fiscal year 2006 Joint Capability Technology Demonstration
(JCTD). The JCTD participants include the Army, Navy,
Air Force, Marine Corps, Defense Logistics Agency,
and the United Kingdom’s Ministry of Defence.
The combatant command sponsor is the U.S. Transportation
JMIDS is comprised of three main components: the
joint modular intermodal container (JMIC), the joint
modular intermodal platform (JMIP) and integrated
automatic identification technology (AIT) that enables
users to track and monitor shipments.
JMIC is a joint service modular container that is
designed for use with all classes of supply, locks
top to bottom for stacking multiple JMICs, and is
collapsible for storage and retrograde. In the future,
JMICs may be provided to manufacturers for packing
purchased items directly in the container for shipment
to requesting units. The model of JMIC produced for
demonstration is available now under national stock
number 8145–01–551–5311. Other
JMIC models, such as open framed, are planned for
JMIP is an intermodal platform that has locking features
on its cargo deck for locking JMICs directly to it
without the need for banding and strapping. It can
be used for land transport of cargo or converted
to be air transportable in cargo aircraft without
the need of 463L pallets. It is designed to be inserted
and extracted directly to and from cargo aircraft
by tactical load handling system trucks, eliminating
the need for materials-

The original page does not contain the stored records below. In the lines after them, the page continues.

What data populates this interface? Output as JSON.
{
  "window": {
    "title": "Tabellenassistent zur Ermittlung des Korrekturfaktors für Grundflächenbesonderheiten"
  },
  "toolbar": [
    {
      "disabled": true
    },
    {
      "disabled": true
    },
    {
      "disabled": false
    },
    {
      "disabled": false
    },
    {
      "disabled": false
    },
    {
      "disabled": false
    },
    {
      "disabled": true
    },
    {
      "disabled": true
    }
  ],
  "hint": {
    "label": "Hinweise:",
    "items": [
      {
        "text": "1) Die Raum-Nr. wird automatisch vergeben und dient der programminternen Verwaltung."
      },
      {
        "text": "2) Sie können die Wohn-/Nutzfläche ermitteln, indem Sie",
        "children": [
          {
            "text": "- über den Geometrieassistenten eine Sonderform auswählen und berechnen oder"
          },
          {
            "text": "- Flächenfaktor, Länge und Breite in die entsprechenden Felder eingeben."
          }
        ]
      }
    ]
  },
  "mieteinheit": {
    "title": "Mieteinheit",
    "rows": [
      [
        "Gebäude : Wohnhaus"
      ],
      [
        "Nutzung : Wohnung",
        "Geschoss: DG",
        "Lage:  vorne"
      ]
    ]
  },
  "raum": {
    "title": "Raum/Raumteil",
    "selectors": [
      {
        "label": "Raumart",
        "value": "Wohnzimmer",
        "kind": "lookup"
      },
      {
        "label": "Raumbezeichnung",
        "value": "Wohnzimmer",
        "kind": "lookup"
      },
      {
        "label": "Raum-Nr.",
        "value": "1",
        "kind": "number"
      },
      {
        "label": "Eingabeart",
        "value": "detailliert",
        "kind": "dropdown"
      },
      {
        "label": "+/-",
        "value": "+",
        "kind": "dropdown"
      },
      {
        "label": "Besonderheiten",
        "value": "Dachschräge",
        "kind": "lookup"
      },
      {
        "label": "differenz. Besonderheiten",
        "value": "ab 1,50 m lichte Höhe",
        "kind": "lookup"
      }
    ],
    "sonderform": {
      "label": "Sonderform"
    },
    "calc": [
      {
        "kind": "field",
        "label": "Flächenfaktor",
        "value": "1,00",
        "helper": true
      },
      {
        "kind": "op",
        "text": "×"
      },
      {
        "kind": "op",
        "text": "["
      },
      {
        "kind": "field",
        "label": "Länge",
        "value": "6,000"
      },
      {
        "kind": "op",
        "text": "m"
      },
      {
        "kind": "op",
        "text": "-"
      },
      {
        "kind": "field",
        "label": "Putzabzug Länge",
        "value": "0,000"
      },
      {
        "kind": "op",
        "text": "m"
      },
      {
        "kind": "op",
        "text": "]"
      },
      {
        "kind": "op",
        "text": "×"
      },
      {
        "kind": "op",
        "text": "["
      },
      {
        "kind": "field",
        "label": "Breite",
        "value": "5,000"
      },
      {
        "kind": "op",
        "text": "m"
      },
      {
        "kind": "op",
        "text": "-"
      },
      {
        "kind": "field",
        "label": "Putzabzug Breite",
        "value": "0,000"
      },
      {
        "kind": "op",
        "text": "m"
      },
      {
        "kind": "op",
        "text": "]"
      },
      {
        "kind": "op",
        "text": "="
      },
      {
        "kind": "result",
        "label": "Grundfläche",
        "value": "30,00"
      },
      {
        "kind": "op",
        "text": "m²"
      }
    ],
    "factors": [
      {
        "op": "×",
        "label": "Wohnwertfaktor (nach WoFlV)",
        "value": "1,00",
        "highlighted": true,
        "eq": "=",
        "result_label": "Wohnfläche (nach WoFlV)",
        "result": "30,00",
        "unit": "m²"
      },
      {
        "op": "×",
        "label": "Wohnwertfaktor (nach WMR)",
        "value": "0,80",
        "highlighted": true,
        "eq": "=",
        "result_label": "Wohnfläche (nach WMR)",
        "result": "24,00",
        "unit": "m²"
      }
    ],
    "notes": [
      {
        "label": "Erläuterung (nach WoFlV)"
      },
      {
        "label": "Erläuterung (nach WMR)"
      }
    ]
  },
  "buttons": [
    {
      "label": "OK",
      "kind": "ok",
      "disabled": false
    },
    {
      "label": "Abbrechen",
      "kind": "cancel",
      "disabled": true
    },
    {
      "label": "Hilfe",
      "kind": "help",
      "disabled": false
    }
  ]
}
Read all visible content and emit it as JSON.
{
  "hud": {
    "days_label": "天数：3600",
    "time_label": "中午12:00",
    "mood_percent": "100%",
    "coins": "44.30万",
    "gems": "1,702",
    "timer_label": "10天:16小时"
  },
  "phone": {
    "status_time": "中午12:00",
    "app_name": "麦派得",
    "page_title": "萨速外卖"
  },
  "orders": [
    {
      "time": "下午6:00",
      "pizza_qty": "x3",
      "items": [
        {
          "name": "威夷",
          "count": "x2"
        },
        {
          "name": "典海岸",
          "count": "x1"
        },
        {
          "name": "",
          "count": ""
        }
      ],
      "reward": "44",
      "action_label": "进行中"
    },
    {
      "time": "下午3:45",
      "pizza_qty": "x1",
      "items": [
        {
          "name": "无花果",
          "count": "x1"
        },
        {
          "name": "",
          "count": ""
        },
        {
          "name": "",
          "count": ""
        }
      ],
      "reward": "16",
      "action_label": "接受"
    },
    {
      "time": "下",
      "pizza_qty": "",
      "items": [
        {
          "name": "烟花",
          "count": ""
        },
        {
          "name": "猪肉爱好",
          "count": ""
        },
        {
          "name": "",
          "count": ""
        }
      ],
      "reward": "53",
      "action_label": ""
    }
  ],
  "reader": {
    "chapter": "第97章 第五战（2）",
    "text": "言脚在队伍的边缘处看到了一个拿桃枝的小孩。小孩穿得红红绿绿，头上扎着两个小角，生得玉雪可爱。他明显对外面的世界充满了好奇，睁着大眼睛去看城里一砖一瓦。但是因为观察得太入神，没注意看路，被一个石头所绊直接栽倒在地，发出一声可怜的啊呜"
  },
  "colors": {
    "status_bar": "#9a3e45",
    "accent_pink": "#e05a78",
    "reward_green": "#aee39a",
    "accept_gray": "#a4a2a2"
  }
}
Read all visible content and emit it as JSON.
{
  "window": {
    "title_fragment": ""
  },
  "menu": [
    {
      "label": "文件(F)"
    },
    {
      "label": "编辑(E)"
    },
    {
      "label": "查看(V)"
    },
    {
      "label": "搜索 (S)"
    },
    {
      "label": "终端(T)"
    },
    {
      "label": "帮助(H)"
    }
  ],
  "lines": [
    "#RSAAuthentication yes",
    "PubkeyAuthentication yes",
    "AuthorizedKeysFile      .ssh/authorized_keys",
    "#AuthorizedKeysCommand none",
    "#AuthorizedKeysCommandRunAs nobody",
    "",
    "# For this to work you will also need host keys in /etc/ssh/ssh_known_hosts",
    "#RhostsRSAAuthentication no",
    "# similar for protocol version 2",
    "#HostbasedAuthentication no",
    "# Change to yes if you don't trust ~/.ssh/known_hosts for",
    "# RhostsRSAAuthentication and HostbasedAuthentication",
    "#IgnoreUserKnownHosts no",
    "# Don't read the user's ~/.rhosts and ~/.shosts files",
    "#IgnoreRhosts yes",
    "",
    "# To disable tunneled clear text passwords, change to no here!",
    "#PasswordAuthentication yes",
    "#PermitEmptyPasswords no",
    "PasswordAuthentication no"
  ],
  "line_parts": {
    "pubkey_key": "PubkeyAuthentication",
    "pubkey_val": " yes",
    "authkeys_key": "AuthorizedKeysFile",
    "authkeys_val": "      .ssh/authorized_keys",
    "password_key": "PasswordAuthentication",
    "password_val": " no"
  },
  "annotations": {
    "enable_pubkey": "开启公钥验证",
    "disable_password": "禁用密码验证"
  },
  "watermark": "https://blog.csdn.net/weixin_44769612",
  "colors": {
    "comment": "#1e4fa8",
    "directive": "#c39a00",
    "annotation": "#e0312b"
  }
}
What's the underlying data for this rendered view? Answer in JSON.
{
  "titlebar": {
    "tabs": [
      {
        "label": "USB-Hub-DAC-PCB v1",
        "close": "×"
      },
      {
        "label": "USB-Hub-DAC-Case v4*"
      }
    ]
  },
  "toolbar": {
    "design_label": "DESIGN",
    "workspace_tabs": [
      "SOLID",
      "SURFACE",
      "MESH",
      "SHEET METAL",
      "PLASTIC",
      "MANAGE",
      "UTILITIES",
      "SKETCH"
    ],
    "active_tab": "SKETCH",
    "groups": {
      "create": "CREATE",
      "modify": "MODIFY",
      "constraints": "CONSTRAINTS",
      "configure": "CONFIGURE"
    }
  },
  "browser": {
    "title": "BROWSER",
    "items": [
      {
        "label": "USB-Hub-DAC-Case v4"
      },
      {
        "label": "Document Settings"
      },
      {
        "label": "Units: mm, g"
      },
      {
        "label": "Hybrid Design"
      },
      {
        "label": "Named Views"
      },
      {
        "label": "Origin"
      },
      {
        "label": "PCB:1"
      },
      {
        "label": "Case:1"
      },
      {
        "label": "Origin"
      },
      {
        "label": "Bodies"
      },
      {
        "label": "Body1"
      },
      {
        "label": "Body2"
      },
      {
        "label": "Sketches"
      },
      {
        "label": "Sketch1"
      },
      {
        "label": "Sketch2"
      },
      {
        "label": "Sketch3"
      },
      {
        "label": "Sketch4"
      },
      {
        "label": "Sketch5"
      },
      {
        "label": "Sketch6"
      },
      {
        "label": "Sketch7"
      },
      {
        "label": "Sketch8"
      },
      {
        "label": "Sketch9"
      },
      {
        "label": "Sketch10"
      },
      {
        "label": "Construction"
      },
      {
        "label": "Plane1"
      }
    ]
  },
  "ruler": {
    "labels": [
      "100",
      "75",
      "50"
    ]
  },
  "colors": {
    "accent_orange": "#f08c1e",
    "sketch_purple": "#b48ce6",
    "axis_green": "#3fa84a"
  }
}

handling equipment at the airfield. JMIP is
not yet ready for procurement because of developmental
issues that have required its return for further
JMIDS will provide the military with seamless intermodal
connectivity, which will result in cost savings and
faster throughput to the end user.